[Interface dataset entries]
· · · · · · ·

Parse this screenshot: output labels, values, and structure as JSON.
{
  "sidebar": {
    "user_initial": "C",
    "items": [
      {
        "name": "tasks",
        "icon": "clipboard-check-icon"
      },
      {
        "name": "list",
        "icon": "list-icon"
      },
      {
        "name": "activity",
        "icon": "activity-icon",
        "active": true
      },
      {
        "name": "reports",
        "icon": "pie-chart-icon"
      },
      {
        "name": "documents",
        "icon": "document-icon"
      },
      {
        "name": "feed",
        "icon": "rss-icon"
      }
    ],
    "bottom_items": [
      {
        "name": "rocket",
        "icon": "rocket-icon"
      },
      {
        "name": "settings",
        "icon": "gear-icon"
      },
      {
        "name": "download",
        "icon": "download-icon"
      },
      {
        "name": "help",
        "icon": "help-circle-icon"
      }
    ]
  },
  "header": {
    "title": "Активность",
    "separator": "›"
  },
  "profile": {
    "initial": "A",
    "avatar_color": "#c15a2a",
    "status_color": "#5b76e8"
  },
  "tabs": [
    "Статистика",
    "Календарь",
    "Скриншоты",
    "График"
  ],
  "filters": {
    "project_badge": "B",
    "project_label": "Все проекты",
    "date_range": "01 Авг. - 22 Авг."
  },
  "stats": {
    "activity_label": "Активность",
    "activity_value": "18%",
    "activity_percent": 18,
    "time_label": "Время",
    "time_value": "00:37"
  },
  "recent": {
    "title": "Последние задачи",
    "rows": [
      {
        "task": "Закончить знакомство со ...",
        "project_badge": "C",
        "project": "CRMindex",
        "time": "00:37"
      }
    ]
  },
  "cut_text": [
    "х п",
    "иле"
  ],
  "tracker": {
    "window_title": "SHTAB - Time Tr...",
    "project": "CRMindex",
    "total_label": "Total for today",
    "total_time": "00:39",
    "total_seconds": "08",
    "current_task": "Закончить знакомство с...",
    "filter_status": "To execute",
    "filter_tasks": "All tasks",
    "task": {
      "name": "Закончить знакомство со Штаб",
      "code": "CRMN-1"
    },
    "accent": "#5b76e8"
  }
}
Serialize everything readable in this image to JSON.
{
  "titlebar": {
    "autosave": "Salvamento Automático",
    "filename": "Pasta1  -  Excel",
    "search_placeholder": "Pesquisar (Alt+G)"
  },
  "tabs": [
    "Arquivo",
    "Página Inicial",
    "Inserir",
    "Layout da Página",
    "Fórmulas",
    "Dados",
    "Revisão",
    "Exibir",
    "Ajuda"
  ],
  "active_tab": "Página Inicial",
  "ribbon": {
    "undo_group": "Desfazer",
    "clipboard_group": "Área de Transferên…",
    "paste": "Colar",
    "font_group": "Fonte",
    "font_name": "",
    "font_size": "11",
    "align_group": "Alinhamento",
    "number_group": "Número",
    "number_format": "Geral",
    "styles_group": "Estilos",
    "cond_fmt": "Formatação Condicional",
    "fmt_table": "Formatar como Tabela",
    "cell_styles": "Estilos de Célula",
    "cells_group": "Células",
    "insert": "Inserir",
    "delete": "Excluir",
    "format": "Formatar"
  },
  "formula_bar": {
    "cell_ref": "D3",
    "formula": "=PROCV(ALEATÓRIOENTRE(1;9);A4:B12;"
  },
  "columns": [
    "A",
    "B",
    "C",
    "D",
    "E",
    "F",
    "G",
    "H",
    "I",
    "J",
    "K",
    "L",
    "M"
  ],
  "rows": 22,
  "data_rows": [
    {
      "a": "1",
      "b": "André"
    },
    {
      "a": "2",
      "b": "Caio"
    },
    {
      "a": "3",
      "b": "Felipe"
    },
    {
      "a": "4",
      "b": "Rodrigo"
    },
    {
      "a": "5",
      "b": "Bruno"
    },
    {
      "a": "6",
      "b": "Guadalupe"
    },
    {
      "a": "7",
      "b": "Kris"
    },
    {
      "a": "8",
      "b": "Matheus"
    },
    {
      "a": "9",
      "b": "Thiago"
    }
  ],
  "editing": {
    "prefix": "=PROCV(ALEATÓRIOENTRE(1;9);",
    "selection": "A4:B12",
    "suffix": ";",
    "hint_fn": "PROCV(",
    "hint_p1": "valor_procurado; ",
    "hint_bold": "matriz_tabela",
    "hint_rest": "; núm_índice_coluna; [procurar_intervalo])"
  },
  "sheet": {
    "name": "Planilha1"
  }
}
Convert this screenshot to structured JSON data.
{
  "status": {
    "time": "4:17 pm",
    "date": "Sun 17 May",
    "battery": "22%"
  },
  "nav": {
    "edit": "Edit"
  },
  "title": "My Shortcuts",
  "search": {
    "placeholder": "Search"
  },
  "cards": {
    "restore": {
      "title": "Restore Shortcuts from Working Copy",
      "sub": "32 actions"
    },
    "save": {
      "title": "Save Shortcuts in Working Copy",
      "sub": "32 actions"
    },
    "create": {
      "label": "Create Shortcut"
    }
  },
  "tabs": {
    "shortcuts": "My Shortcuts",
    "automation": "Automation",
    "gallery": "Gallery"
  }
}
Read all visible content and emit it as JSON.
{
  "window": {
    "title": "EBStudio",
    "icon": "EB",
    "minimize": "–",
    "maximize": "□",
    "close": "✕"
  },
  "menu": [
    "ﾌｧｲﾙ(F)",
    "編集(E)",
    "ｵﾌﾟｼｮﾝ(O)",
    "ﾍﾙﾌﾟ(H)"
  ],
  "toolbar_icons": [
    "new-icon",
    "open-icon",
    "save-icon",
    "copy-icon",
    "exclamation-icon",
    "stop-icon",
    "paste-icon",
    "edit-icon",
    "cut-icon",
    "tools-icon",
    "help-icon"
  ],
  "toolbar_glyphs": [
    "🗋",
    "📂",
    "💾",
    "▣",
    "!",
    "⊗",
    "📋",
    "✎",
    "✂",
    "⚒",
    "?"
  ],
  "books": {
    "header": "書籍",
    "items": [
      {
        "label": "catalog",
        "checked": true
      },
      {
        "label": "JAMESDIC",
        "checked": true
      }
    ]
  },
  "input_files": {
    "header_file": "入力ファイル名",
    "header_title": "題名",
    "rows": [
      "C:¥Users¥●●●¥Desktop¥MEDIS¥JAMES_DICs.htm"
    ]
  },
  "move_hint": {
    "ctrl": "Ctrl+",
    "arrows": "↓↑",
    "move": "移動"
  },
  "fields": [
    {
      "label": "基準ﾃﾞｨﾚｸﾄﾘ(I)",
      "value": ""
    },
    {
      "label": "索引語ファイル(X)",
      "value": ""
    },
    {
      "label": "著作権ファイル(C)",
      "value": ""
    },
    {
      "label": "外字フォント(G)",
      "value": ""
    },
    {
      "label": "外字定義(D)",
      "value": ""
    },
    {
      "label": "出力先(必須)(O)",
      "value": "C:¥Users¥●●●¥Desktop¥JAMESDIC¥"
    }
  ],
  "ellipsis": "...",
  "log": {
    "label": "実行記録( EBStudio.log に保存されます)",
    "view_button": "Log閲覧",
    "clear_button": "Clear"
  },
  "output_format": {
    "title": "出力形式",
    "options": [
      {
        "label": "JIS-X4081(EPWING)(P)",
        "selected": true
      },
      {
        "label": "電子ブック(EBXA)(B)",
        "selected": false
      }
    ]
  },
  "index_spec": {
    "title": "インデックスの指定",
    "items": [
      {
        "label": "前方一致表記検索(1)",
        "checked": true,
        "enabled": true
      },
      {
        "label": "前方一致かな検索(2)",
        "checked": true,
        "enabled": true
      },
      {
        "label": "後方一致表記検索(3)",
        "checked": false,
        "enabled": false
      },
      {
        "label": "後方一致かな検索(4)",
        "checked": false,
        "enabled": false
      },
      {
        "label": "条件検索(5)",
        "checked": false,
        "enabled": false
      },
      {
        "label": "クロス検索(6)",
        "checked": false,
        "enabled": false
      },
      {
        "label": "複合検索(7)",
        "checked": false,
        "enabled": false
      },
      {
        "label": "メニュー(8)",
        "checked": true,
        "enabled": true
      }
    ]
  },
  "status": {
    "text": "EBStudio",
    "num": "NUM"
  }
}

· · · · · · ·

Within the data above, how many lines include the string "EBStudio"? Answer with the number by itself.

Finished exercise: 3